In my work as President of the Russell Berrie Foundation, I have had the privilege of meeting generous human beings who taught me that being alive means transcending my comfort zone.
Responding to an invitation to visit a homeless shelter, I was about to enter an unmarked door of a nondescript building in the middle of New York when I heard a man behind me say: "I wouldn't enter that door if I were you."
Inside was a warm haven that provided respite on a cold winter day, tables and chairs, a kitchenette to avail of a hot meal, bathrooms and showers with clean towels and soap, lockers to store possessions. Some people were sprawled over tables, taking a nap in a safe environment. I was surprised to meet sociable, polite people who greeted me "good morning" and "have a nice day!" Simple niceties that did not fit my stereotype of the homeless.
My host, whose marketing company requires a lot of traveling, brings home all the hotel toiletries and deposits it in a bin at his office where co-workers are expected to do the same. I instantly resolve to send him my accumulating hoard of airline and hotel amenities, instead of taking it home for myself!
While moved by the encounter with recovering homeless in their facilities for interim and long-term housing, my life lesson came from this man, who travels 109 days a year yet finds the time to take people like me to meet radical "others" who would otherwise be invisible. He taught me that being with the homeless is not scary but real as it is easy to forget that by a mere stroke of luck, we could be in their shoes.
He asked for the gift of time, so his "guests" could experience what it means to be treated like human beings, to help them normalize with conversation and social contact. Such a simple act of humanity!
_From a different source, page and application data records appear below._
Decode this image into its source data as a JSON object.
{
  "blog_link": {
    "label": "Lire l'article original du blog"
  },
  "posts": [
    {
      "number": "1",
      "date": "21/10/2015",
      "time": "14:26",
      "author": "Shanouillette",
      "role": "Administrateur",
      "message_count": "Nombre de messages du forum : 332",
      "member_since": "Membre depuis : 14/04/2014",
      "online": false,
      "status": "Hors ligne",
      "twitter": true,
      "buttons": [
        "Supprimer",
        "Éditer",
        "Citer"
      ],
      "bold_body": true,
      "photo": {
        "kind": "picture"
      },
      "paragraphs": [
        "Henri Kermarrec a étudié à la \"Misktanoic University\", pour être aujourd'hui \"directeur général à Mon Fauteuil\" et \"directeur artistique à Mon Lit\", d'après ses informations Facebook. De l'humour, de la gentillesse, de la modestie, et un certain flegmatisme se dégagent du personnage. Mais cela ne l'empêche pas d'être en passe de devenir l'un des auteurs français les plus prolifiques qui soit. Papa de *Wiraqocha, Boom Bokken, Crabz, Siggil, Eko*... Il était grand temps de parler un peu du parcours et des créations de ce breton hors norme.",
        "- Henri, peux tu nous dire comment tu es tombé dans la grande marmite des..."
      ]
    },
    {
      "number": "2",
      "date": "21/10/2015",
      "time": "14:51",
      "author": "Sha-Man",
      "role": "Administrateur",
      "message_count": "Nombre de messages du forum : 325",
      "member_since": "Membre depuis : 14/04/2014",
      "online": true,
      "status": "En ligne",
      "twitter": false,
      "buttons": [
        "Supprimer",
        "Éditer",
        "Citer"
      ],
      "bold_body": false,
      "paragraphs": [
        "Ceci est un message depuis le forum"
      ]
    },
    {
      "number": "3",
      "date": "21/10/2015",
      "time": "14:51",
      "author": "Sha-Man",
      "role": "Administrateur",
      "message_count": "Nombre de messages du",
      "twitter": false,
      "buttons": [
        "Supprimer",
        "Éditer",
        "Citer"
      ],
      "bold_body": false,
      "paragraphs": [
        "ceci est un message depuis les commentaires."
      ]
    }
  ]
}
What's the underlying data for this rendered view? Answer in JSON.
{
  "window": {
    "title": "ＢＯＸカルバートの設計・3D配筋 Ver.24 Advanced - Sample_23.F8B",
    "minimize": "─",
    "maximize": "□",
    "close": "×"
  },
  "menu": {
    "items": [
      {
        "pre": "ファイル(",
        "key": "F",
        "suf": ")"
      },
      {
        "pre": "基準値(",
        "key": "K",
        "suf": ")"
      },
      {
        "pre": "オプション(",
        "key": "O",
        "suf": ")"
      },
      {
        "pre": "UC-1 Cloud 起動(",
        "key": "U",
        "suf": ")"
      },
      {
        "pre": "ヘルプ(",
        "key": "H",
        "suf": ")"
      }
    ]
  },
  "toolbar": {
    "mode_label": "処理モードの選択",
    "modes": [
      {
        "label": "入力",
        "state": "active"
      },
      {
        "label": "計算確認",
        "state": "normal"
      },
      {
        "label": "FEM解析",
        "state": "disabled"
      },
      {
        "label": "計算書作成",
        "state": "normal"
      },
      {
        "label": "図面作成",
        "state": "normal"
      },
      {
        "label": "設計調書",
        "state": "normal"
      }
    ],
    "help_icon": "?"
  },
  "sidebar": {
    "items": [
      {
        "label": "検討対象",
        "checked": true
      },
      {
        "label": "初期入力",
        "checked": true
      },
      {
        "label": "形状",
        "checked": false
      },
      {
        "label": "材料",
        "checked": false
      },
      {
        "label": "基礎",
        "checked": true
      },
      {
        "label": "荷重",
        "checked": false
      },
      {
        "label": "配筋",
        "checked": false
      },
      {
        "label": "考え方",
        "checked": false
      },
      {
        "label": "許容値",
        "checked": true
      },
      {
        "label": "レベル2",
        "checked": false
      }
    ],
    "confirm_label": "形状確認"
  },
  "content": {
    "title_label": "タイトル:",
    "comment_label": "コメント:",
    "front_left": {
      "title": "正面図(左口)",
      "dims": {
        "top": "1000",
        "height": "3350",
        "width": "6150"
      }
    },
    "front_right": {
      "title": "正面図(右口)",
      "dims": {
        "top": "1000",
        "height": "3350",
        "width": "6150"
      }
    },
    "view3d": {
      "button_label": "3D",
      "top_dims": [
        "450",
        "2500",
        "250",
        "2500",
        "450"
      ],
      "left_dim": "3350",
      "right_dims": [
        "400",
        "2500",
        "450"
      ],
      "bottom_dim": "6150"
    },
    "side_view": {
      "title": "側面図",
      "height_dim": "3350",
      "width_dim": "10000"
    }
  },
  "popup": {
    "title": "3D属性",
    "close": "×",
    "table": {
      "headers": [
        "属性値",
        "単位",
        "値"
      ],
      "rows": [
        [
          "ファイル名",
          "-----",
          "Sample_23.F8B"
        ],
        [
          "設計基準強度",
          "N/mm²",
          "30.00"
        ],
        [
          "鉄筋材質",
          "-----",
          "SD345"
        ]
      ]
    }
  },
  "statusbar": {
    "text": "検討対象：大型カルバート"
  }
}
I was once the recipient of a memorable act of humanity from a homeless man I found sleeping on a sidewalk in Soho. I normally walk right past but something squeezed my heart and, feeling generous, I put a hundred dollar bill in his cup, waking him up in case someone would come by and take it.
When I went into a store nearby, I saw he had followed me around the corner and shyly asked the sales manager to give me an offering of red carnations. I don't know how he managed to get them but it was the most heartwarming thanks I ever received!
We all receive calls from the universe that evoke feelings from deep within us. Not all of us choose to respond as it often involves disrupting our life. Leaving our comfort zone is not easy - giving up a lucrative job, getting out of an unfulfilling relationship - putting our life on hold to go on a passion quest is not what we are expected to do.
But there are moments in our life when we can just say "yes!" and follow our hearts, to respond to the poet, David Whyte's call to "live passionately, for whatever doesn't make you feel alive is too small for you!"